After asking, you simply need to be quiet and listen. This is not about you, so refrain from sharing a similar story from your own life, and just HEAR what they are saying and feeling in this moment. Remember, you are asking to allow the one who is grieving to tell their story to express emotions and not to give you information. If they ask you if you’ve ever been through something like this, answer honestly, but then turn it back to them.
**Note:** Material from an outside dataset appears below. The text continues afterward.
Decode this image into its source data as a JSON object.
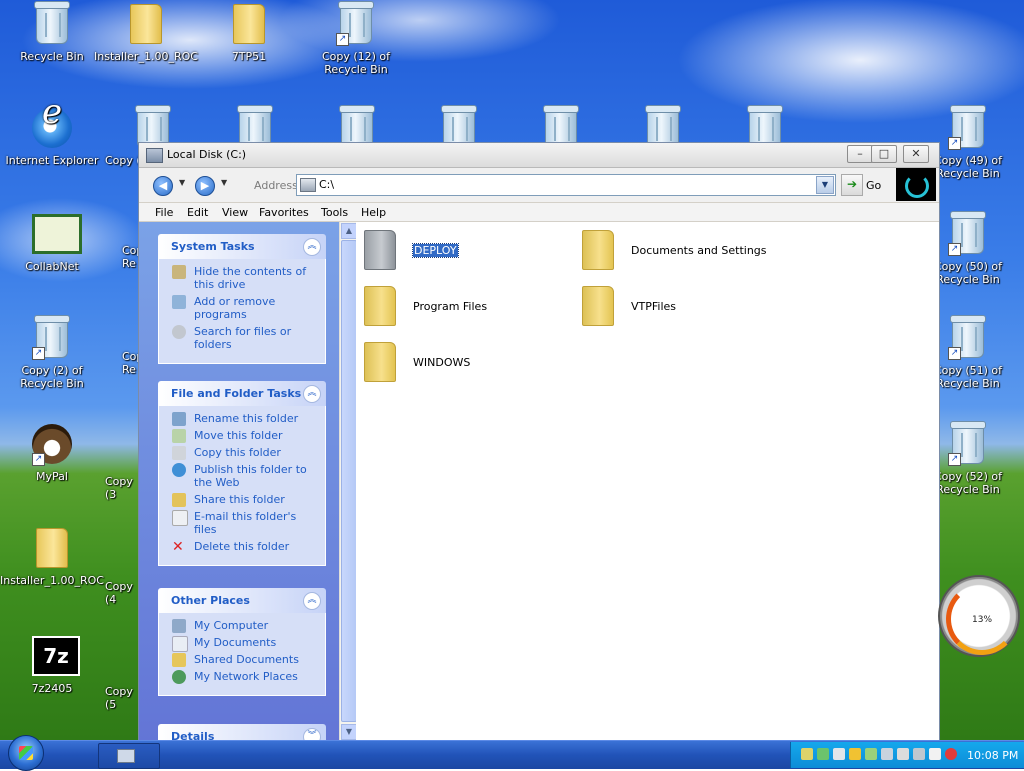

You may say something like: “Yes, and I remember what it was like for me, but I want to hear how you are dealing with this.” If you never dealt with a similar situation, you might say, “No, I cannot imagine what you are going through and I hope you will share that with me.”
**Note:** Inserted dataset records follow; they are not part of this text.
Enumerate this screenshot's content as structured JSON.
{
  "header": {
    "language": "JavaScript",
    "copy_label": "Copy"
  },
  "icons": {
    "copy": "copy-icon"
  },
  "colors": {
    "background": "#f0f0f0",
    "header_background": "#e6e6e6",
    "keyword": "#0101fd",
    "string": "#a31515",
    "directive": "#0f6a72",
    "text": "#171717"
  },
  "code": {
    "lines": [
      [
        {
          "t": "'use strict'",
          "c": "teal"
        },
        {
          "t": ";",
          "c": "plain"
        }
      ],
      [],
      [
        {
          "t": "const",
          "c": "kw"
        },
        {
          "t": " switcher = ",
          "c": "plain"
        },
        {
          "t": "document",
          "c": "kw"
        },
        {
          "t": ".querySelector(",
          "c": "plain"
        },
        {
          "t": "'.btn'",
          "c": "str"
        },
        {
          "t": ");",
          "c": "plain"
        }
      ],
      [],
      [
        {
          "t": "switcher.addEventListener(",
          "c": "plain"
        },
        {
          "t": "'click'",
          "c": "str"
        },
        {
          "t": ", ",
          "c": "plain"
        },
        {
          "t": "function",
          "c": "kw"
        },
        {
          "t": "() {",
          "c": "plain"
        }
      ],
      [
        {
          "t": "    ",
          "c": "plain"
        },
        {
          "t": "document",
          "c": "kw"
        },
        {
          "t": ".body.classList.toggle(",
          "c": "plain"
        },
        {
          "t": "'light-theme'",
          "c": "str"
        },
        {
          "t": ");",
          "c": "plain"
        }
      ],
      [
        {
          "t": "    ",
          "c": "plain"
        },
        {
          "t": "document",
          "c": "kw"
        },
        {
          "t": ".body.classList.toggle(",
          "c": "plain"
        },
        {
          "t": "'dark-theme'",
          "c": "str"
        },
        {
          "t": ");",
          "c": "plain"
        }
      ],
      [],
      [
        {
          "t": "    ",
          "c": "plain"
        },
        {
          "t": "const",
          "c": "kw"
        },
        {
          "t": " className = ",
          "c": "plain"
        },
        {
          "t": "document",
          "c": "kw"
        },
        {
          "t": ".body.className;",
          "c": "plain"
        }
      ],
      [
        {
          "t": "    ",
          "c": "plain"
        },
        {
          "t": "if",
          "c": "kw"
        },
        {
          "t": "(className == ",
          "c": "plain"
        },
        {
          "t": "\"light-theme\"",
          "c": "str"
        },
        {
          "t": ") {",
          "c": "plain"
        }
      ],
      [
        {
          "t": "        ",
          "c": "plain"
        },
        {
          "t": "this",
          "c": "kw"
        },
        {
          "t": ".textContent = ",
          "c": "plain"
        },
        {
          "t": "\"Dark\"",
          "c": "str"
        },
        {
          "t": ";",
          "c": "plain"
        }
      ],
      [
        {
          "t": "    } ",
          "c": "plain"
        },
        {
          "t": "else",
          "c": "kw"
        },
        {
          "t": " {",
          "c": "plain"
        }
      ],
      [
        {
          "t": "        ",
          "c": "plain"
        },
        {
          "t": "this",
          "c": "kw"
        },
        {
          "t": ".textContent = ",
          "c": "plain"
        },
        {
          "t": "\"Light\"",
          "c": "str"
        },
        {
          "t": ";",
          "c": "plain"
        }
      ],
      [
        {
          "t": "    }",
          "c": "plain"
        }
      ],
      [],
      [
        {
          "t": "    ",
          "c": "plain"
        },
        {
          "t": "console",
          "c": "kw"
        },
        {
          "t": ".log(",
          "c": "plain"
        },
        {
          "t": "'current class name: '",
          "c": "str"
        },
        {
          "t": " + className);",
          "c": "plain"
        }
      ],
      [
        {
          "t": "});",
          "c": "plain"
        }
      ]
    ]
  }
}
#3 Offer to Handle Specific Tasks.
One of the most common things a someone who is grieving hears from others is to “Let me know if you need anything.” In all likelihood, this won’t happen because when grieving, the last thing we need to think about is, “What do I need?” Having a lack of focus and being pulled in several directions at once is very common and can leave us lost when it comes to making decisions.
However, when someone offers to perform a specific task, such as bringing over dinner, doing their laundry, shoveling their sidewalk, mowing their grass, cleaning their home, babysitting, or picking up someone at the airport is far better that asking them to make a decision about how you can help. Even if they decline your offer, they know that you are willing to help out in a tangible way. It is also very possible that they may ask you to do something other than what you suggested because they really do know that you are there for them. Remember, like everything else, it starts with YOU being present and aware. There is nothing you can say or do or buy that could equally exchange for you JUST…BEING…PRESENT in body, mind, and spirit. Refrain from telling those who are suffering – especially if it is YOU! – how you should or shouldn’t feel. Just FEEL it. Feelings can be overwhelming and scary and uncomfortable and not “normal” for you or the person experiencing it. But recognizing and experiencing them is the only healthy way to grieve. My goodness, Moms – even Jesus wept when Lazarus died! If you push them down or away, I promise you they will absolutely come out in other ways!
Kate Fraiser is a Parent Coach with Connect Point Moms helping you create stronger relational connections with the children in your life. This starts with being aware of your own stuff so you can BE PRESENT with your children in the moment you’re in, and then knowing and using the best ways to communicate with them. For quick and helpful parenting videos, find her on Instagram, YouTube, TikTok, or Facebook.